Brilliant brand activation: WD-40 Repair Challenge

Brands spend billions of pounds a year on price promotion. This activity temporarily builds short term sales. However, it has limited long term effects, according to research by Prof Byron Sharp (1). It also does nothing to build brand equity and if anything erodes it. This is why we encourage teams to go beyond brand promotion to ‘brand activation’: creating distinctive, brand-led campaigns that boost sales AND brand equity. A brilliant brand activation example is the WD-40 brand’s Repair Challenge.

The campaign encourages people to repair, restore, and renovate items instead of replacing them. Entrants are invited to submit photos and videos of their repair projects with a chance to win a cash prize. The campaign has grown to be a global initiative, generating a total of 400 million impressions and 3 million website visits.

Below we explore what makes Repair Challenge an effective brand activation campaign. We’ll use the Brand Activation Insight tool from the brandgym Mastering Brand Growth program, which helps you highlight a ‘sweetspot’ from three sources of insight: 1. Passion points, 2. Your brand story, 3. Link to your product category.

1. Tap into a PASSION POINT

Exploring ‘passion points’ is the first source of inspiration for a brand activation campaign. These are areas of interest to your core consumer group, such as hobbies and passtimes. For WD-40, DIY is an obvious passion point for current and potential consumers. The campaign also taps into an growing interest in repairing not replacing products as part of a more sustainable way of living. “The Repair Challenge is the perfect opportunity to inspire millions of doers, fixers and builders to use our products to extend the lifespan of their tools, worn down equipment, bicycles or just about anything else, and keep them in circulation for longer,” as the brand’s website explains (2).

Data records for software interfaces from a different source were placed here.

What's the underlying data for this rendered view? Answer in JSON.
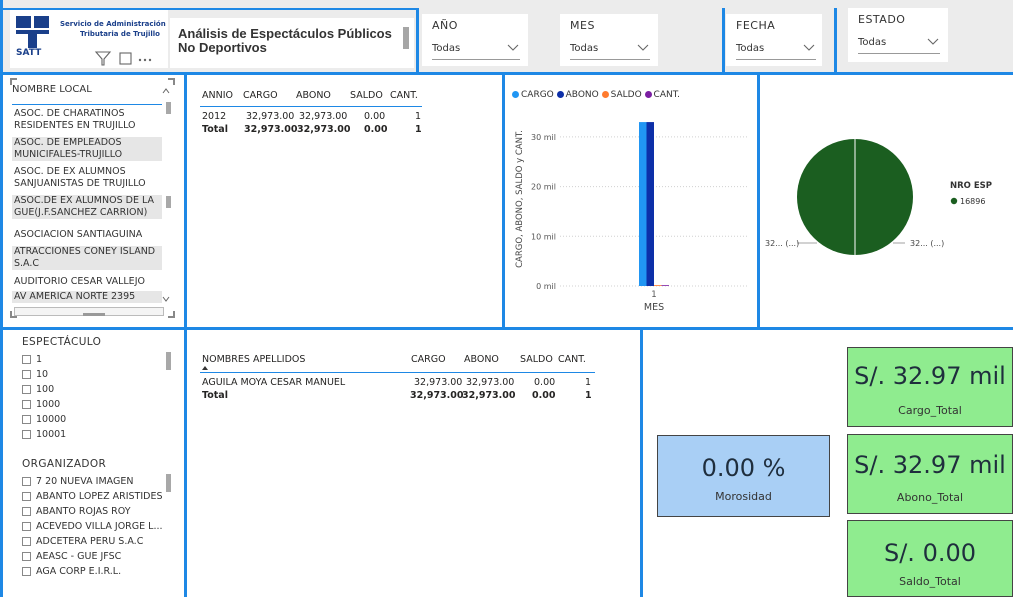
{
  "header": {
    "logo": {
      "org_line1": "Servicio de Administración",
      "org_line2": "Tributaria de Trujillo",
      "acronym": "SATT"
    },
    "title_line1": "Análisis de Espectáculos Públicos",
    "title_line2": "No Deportivos"
  },
  "filters": [
    {
      "label": "AÑO",
      "value": "Todas"
    },
    {
      "label": "MES",
      "value": "Todas"
    },
    {
      "label": "FECHA",
      "value": "Todas"
    },
    {
      "label": "ESTADO",
      "value": "Todas"
    }
  ],
  "local_list": {
    "header": "NOMBRE LOCAL",
    "items": [
      "ASOC. DE CHARATINOS RESIDENTES EN TRUJILLO",
      "ASOC. DE EMPLEADOS MUNICIFALES-TRUJILLO",
      "ASOC. DE EX ALUMNOS SANJUANISTAS DE TRUJILLO",
      "ASOC.DE EX ALUMNOS DE LA GUE(J.F.SANCHEZ CARRION)",
      "ASOCIACION SANTIAGUINA",
      "ATRACCIONES CONEY ISLAND S.A.C",
      "AUDITORIO CESAR VALLEJO",
      "AV AMERICA NORTE 2395"
    ]
  },
  "year_table": {
    "columns": [
      "ANNIO",
      "CARGO",
      "ABONO",
      "SALDO",
      "CANT."
    ],
    "rows": [
      [
        "2012",
        "32,973.00",
        "32,973.00",
        "0.00",
        "1"
      ]
    ],
    "total": [
      "Total",
      "32,973.00",
      "32,973.00",
      "0.00",
      "1"
    ]
  },
  "chart_data": {
    "type": "bar",
    "legend": [
      "CARGO",
      "ABONO",
      "SALDO",
      "CANT."
    ],
    "colors": [
      "#2196f3",
      "#0d2fa8",
      "#ff7b2e",
      "#7b1fa2"
    ],
    "categories": [
      "1"
    ],
    "series": [
      {
        "name": "CARGO",
        "values": [
          32973
        ]
      },
      {
        "name": "ABONO",
        "values": [
          32973
        ]
      },
      {
        "name": "SALDO",
        "values": [
          0
        ]
      },
      {
        "name": "CANT.",
        "values": [
          1
        ]
      }
    ],
    "xlabel": "MES",
    "ylabel": "CARGO, ABONO, SALDO y CANT.",
    "ylim": [
      0,
      35000
    ],
    "ticks": [
      {
        "v": 0,
        "label": "0 mil"
      },
      {
        "v": 10000,
        "label": "10 mil"
      },
      {
        "v": 20000,
        "label": "20 mil"
      },
      {
        "v": 30000,
        "label": "30 mil"
      }
    ]
  },
  "pie": {
    "legend_title": "NRO ESP",
    "legend_item": "16896",
    "color": "#1b5e20",
    "left_label": "32... (...)",
    "right_label": "32... (...)"
  },
  "espectaculo": {
    "header": "ESPECTÁCULO",
    "items": [
      "1",
      "10",
      "100",
      "1000",
      "10000",
      "10001"
    ]
  },
  "organizador": {
    "header": "ORGANIZADOR",
    "items": [
      "7 20 NUEVA IMAGEN",
      "ABANTO LOPEZ ARISTIDES",
      "ABANTO ROJAS ROY",
      "ACEVEDO VILLA JORGE L...",
      "ADCETERA PERU S.A.C",
      "AEASC - GUE JFSC",
      "AGA CORP E.I.R.L."
    ]
  },
  "person_table": {
    "columns": [
      "NOMBRES APELLIDOS",
      "CARGO",
      "ABONO",
      "SALDO",
      "CANT."
    ],
    "rows": [
      [
        "AGUILA MOYA CESAR MANUEL",
        "32,973.00",
        "32,973.00",
        "0.00",
        "1"
      ]
    ],
    "total": [
      "Total",
      "32,973.00",
      "32,973.00",
      "0.00",
      "1"
    ]
  },
  "kpis": {
    "morosidad": {
      "value": "0.00 %",
      "label": "Morosidad",
      "color": "#a9cff5"
    },
    "cargo": {
      "value": "S/. 32.97 mil",
      "label": "Cargo_Total",
      "color": "#8fec8f"
    },
    "abono": {
      "value": "S/. 32.97 mil",
      "label": "Abono_Total",
      "color": "#8fec8f"
    },
    "saldo": {
      "value": "S/. 0.00",
      "label": "Saldo_Total",
      "color": "#8fec8f"
    }
  }
}
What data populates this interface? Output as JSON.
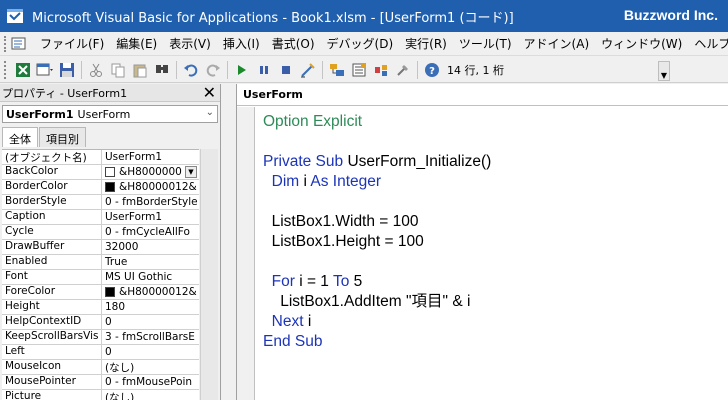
{
  "title_bar": {
    "title": "Microsoft Visual Basic for Applications - Book1.xlsm - [UserForm1 (コード)]",
    "brand": "Buzzword Inc."
  },
  "menu": {
    "items": [
      "ファイル(F)",
      "編集(E)",
      "表示(V)",
      "挿入(I)",
      "書式(O)",
      "デバッグ(D)",
      "実行(R)",
      "ツール(T)",
      "アドイン(A)",
      "ウィンドウ(W)",
      "ヘルプ(H)"
    ]
  },
  "toolbar": {
    "position": "14 行, 1 桁"
  },
  "properties": {
    "title": "プロパティ - UserForm1",
    "object_name": "UserForm1",
    "object_type": "UserForm",
    "tabs": [
      "全体",
      "項目別"
    ],
    "rows": [
      {
        "key": "(オブジェクト名)",
        "value": "UserForm1"
      },
      {
        "key": "BackColor",
        "value": "&H8000000",
        "swatch": "#ffffff",
        "dropdown": true
      },
      {
        "key": "BorderColor",
        "value": "&H80000012&",
        "swatch": "#000000"
      },
      {
        "key": "BorderStyle",
        "value": "0 - fmBorderStyle"
      },
      {
        "key": "Caption",
        "value": "UserForm1"
      },
      {
        "key": "Cycle",
        "value": "0 - fmCycleAllFo"
      },
      {
        "key": "DrawBuffer",
        "value": "32000"
      },
      {
        "key": "Enabled",
        "value": "True"
      },
      {
        "key": "Font",
        "value": "MS UI Gothic"
      },
      {
        "key": "ForeColor",
        "value": "&H80000012&",
        "swatch": "#000000"
      },
      {
        "key": "Height",
        "value": "180"
      },
      {
        "key": "HelpContextID",
        "value": "0"
      },
      {
        "key": "KeepScrollBarsVis",
        "value": "3 - fmScrollBarsE"
      },
      {
        "key": "Left",
        "value": "0"
      },
      {
        "key": "MouseIcon",
        "value": "(なし)"
      },
      {
        "key": "MousePointer",
        "value": "0 - fmMousePoin"
      },
      {
        "key": "Picture",
        "value": "(なし)"
      }
    ]
  },
  "code_window": {
    "object": "UserForm",
    "lines": [
      [
        {
          "t": "Option Explicit",
          "c": "cm"
        }
      ],
      [],
      [
        {
          "t": "Private Sub ",
          "c": "kw"
        },
        {
          "t": "UserForm_Initialize()",
          "c": ""
        }
      ],
      [
        {
          "t": "  ",
          "c": ""
        },
        {
          "t": "Dim ",
          "c": "kw"
        },
        {
          "t": "i ",
          "c": ""
        },
        {
          "t": "As Integer",
          "c": "kw"
        }
      ],
      [],
      [
        {
          "t": "  ListBox1.Width = 100",
          "c": ""
        }
      ],
      [
        {
          "t": "  ListBox1.Height = 100",
          "c": ""
        }
      ],
      [],
      [
        {
          "t": "  ",
          "c": ""
        },
        {
          "t": "For ",
          "c": "kw"
        },
        {
          "t": "i = 1 ",
          "c": ""
        },
        {
          "t": "To ",
          "c": "kw"
        },
        {
          "t": "5",
          "c": ""
        }
      ],
      [
        {
          "t": "    ListBox1.AddItem \"項目\" & i",
          "c": ""
        }
      ],
      [
        {
          "t": "  ",
          "c": ""
        },
        {
          "t": "Next ",
          "c": "kw"
        },
        {
          "t": "i",
          "c": ""
        }
      ],
      [
        {
          "t": "End Sub",
          "c": "kw"
        }
      ]
    ]
  },
  "colors": {
    "title_bar": "#1f5fae",
    "keyword": "#1c34b8",
    "comment": "#2e8b57"
  }
}
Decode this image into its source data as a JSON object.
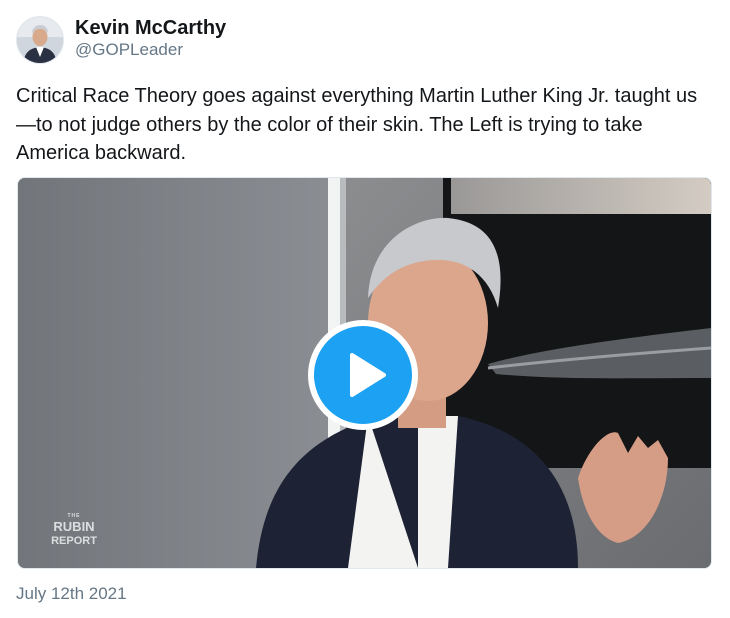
{
  "author": {
    "name": "Kevin McCarthy",
    "handle": "@GOPLeader",
    "avatar_icon": "profile-photo"
  },
  "tweet": {
    "text": "Critical Race Theory goes against everything Martin Luther King Jr. taught us—to not judge others by the color of their skin. The Left is trying to take America backward.",
    "date": "July 12th 2021"
  },
  "media": {
    "kind": "video",
    "play_icon": "play-icon",
    "watermark": {
      "line1": "THE",
      "line2": "RUBIN",
      "line3": "REPORT"
    }
  },
  "colors": {
    "accent": "#1da1f2",
    "text_primary": "#14171a",
    "text_secondary": "#657786"
  }
}
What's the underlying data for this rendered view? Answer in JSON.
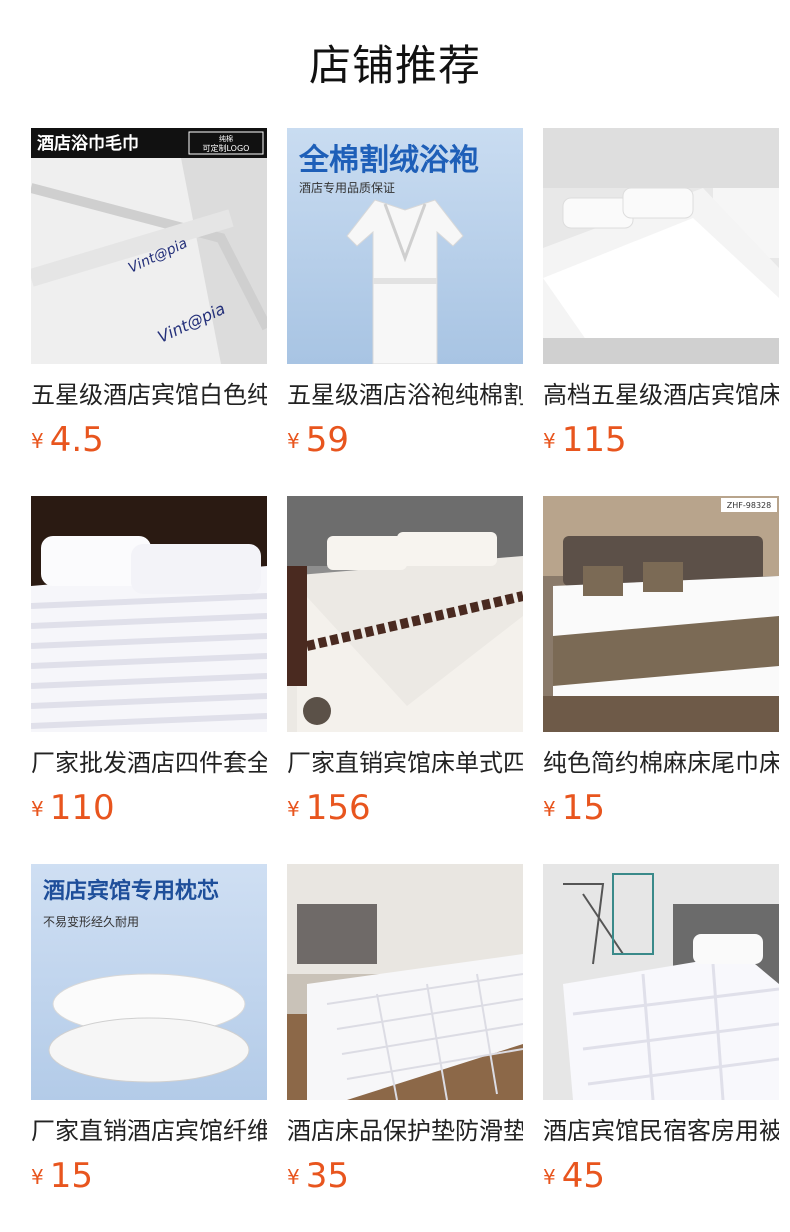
{
  "header": {
    "title": "店铺推荐"
  },
  "accent_color": "#e8551e",
  "products": [
    {
      "name": "五星级酒店宾馆白色纯棉毛巾",
      "currency": "¥",
      "price": "4.5",
      "overlay": {
        "banner": "酒店浴巾毛巾",
        "badge_1": "纯棉",
        "badge_2": "可定制LOGO",
        "logo": "Vint@pia"
      }
    },
    {
      "name": "五星级酒店浴袍纯棉割绒浴袍",
      "currency": "¥",
      "price": "59",
      "overlay": {
        "headline": "全棉割绒浴袍",
        "sub": "酒店专用品质保证"
      }
    },
    {
      "name": "高档五星级酒店宾馆床上用品",
      "currency": "¥",
      "price": "115",
      "overlay": {}
    },
    {
      "name": "厂家批发酒店四件套全棉缎条",
      "currency": "¥",
      "price": "110",
      "overlay": {}
    },
    {
      "name": "厂家直销宾馆床单式四件套",
      "currency": "¥",
      "price": "156",
      "overlay": {}
    },
    {
      "name": "纯色简约棉麻床尾巾床旗",
      "currency": "¥",
      "price": "15",
      "overlay": {
        "code": "ZHF-98328"
      }
    },
    {
      "name": "厂家直销酒店宾馆纤维枕芯",
      "currency": "¥",
      "price": "15",
      "overlay": {
        "headline": "酒店宾馆专用枕芯",
        "sub": "不易变形经久耐用"
      }
    },
    {
      "name": "酒店床品保护垫防滑垫",
      "currency": "¥",
      "price": "35",
      "overlay": {}
    },
    {
      "name": "酒店宾馆民宿客房用被芯",
      "currency": "¥",
      "price": "45",
      "overlay": {}
    }
  ]
}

The team dug deeper to find a specific angle on this passion point, which was the satisfaction that comes from sharing DIY projects and getting recognition for your accomplishments. DIY projects are not only about saving money, they’re become a form of self-expression and empowerment. By aligning the Repair Challenge with this movement, WD-40 is not just promoting a product, it’s fostering a community.

2. Bring to life your BRAND STORY

The next step is to find a link between the passion point and your brand positioning. In this way, the brand activation campaign works as one ‘chapter’ of telling your brand story. Repair Challenge has a clear and obvious link to the WD-40 brand idea which is about “getting the job done right”. The Repair Challenge dramatises the brand idea, by collecting, curating examples of people using WD-40 to get the job done right.

3. Link to your product CATEGORY 

The third, final and crucial step is to ensure that the brand activation campaign has a link to your product category. This increases the chances of the campaign helping you ‘SMS’ (sell more stuff) by associating your brand with a relevant usage occasion. This seems obvious. But activation campaigns can often be ‘logo slapping’ exercises, where the link of the activity to the brand’s product is unclear. 

At the core of the Repair Challenge is the seamless integration of WD-40 products. Participants use various WD-40 products to bring life back to old or broken items, showcasing the product’s utility in a practical and relatable way. This integration is not forced; it is a natural extension of the product’s use-case scenarios.


Amplifying your brand activation campaign across channels allows you to ‘turbo charge’ your marketing activity. This is more than just a ‘matching luggage’ approach where all marketing looks the same. Turbo marketing plans orchestrate different channels so they reinforce each other and work together. For the Repair Challenge campaign, the marketing team used a mix that included:

  • Social media (Facebook, Instagram) and digital advertising: encouraging people to enter and share their projects
  • In-store display to grab attention, create interest and drive more sales
  • Collaboration with repair communities, such as the Repair Café in the UK

5. Create REPLICABLE brand activation properties 

One big advantage of brand activation campaigns is the potential for amplification over time. Carling Black Label’s Be the Champion Coach campaign has run for 10 years, for example. This creates ‘fresh consistency’ over time to build distinctive memory structure. Rather than re-inventing the marketing plan ever year, teams can work on evolving and improving a replicable activation campaign to make it bigger and better.

A further benefit of creating a brand activation property is the potential for it to be leveraged across multiple markets. Repair Challenge is now on its third year and has grown into a truly impressive global campaign. Thirty countries participated in the latest edition of the campaign with interest growing in other markets. This expansion of a single concept across multiple markets is not just about saving money through “economies of scale”. It also creates what I call “economies of ideas”: getting one great idea into more places.

In conclusion, the WD-40 Repair Challenge is a brilliant example of brand activation. It aligns seamlessly with the DIY passion point, reinforces the brand’s core message, integrates the product in a meaningful way, taps into sustainability, and has successfully gone global.

You can explore TURBO MARKETING in depth on the short, on-demand course on our brandgym Academy platform here. The course is fully refunded if you go on to take the full brandgym Mastering Brand Growth program, where we explore a comprehensive and practical 8-step program for creating brand strategy to inspire business growth.

(1) How Brands Grow, by Byron Sharp

(2) Repair Challenge